Glasser was disappointed that Smith and Sandahl didn't meet with him.
"It's really disappointing to me that they wouldn't even talk to me because I'm a veteran who served in their community; to see if I was even credible," Glasser said. "If it's true, there's a danger to the community. I feel that their lack of response is a failure in their fiduciary duty to the community that elected them and pays their salaries."
Smith said he called Glasser twice, including leaving a detailed voice message on Monday morning.
"I want to have a conversation, but it's hard if I can't get into contact with him," Smith said.
Last week, the Rantoul Press asked Carroll for a copy of the Agent Orange report that's on file. Carroll said he would call back and provide a copy. However, Chad Starr, public affairs officer with the Air Force Civil Engineer Center, called instead and said Carroll would release a response "as soon as we can."

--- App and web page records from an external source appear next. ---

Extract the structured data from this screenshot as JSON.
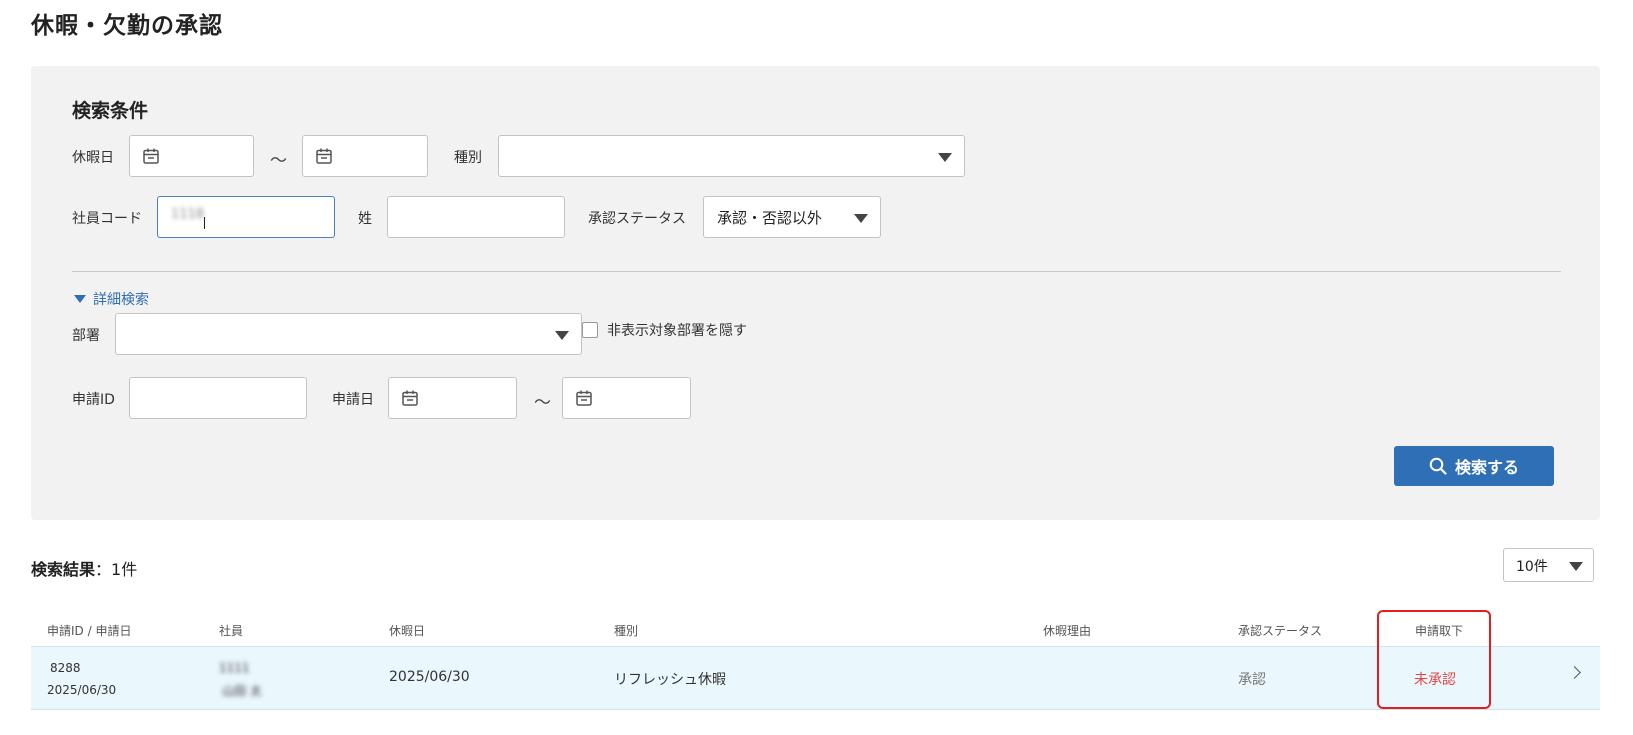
{
  "page": {
    "title": "休暇・欠勤の承認"
  },
  "search": {
    "heading": "検索条件",
    "leave_date_label": "休暇日",
    "range_separator": "～",
    "type_label": "種別",
    "type_value": "",
    "employee_code_label": "社員コード",
    "employee_code_value": "1118",
    "last_name_label": "姓",
    "last_name_value": "",
    "approval_status_label": "承認ステータス",
    "approval_status_value": "承認・否認以外",
    "detail_toggle_label": "詳細検索",
    "department_label": "部署",
    "department_value": "",
    "hide_department_label": "非表示対象部署を隠す",
    "application_id_label": "申請ID",
    "application_date_label": "申請日",
    "search_button_label": "検索する"
  },
  "results": {
    "label": "検索結果",
    "count_text": "：1件",
    "per_page_value": "10件",
    "columns": [
      "申請ID / 申請日",
      "社員",
      "休暇日",
      "種別",
      "休暇理由",
      "承認ステータス",
      "申請取下"
    ],
    "rows": [
      {
        "application_id": "8288",
        "application_date": "2025/06/30",
        "employee_code": "1111",
        "employee_name": "山田 太",
        "leave_date": "2025/06/30",
        "type": "リフレッシュ休暇",
        "reason": "",
        "approval_status": "承認",
        "withdrawal": "未承認"
      }
    ]
  },
  "colors": {
    "accent": "#2f6fb5",
    "panel_bg": "#f2f2f2",
    "row_bg": "#eaf7fc",
    "pending_red": "#e04848",
    "highlight_red": "#e02020"
  },
  "icons": [
    "calendar-icon",
    "select-arrow-icon",
    "search-icon",
    "chevron-right-icon",
    "triangle-down-icon"
  ]
}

Starr released a statement later that afternoon that states:
"The document does not state 'Agent Orange' was disposed but does discuss the possibility, based on interviews with base personnel in or around 1983, that four 55-gallon drums of the two herbicides, 2,4-dicholorophenoxyacetic acid (2,4-D) and/or 2,4,5-trichlorophenoxyacetic acid (2,4,5-T) may have been buried at Landfill 2 or Landfill 3."
Those two compounds are present in Agent Orange, as stated on the Monsanto Co. website. Monsanto was a manufacturer of Agent Orange during the Vietnam War.
Starr also released a report titled the "Final Focused Feasibility Study for Landfills from November 1999." In the 184-page study, the Air Force tested for 2,3,7,8-tetrachlorodibenzo-p-dioxin (TCDD) in the surface soil in 14 out of 36 sites and in the subsurface soil in 15 out of 40 sites.
Andrew Mason, public information officer of the Illinois EPA, emailed the Rantoul Press last week stating the Department of Defense did not list Agent Orange usage at any Illinois site, and if the Air Force has the same conclusion, then "please understand where I'm coming from when I say that running a story that even suggests the possibility of something like Agent Orange being present will create a lot of confusion and concern that is not warranted, nor backed up by any evidence IEPA is aware of."
Agent Orange background
Agent Orange, a code name for an orange-striped barrel, is a mixture of herbicides that was sprayed during the Vietnam War from 1961-71 to defoliate the forest areas so aircraft could target the Viet Cong while destroying crops that might feed the enemy.
According to the Monsanto Co.'s website, a manufacturer of Agent Orange during the Vietnam War, the chemical contains a 50/50 mixture of unpurified butyl esters of 2,4-dichlorophenoxyacetic acid (2,4-D) and 2,4,5-trichlorophenoxyacetic acid (2,4,5-T). The byproduct of the chemical reaction creates dioxin (2,3,7,8-tetrachlorodibenzo-p-dioxin or TCDD), an extremely toxic chemical even in small dosages.
The Associated Press has reported that Agent Orange has caused adverse health effects to many Vietnamese, including cancer and severe birth defects. The Air Force sprayed mass quantities at the Eglin Air Force Base Reservation in Florida (1962-70), according to a Vietnam Veterans of America article.
"Agent Orange is never degradable," Restoration Advisory Board member Doug Rokke said. "It could still come out even if it's buried."
According to a Veterans Today article titled "Agent Orange: A Deadly Legacy" (Aug. 20, 2012), "Dioxin remains toxic for decades. It's not water soluble or easily degradable. It contaminates soil, foliage, air and water. It can be inhaled, absorbed through skin, or gain bodily entry through eyes, ears, or other cavity passages. It enters the food chain. Crops, plants, animals, and sea life are poisoned."
Chanute was labeled a Priority SuperFund site by the U.S. EPA in December 2000 after excavation proved there were volatile organic compounds, with dioxin being one of them.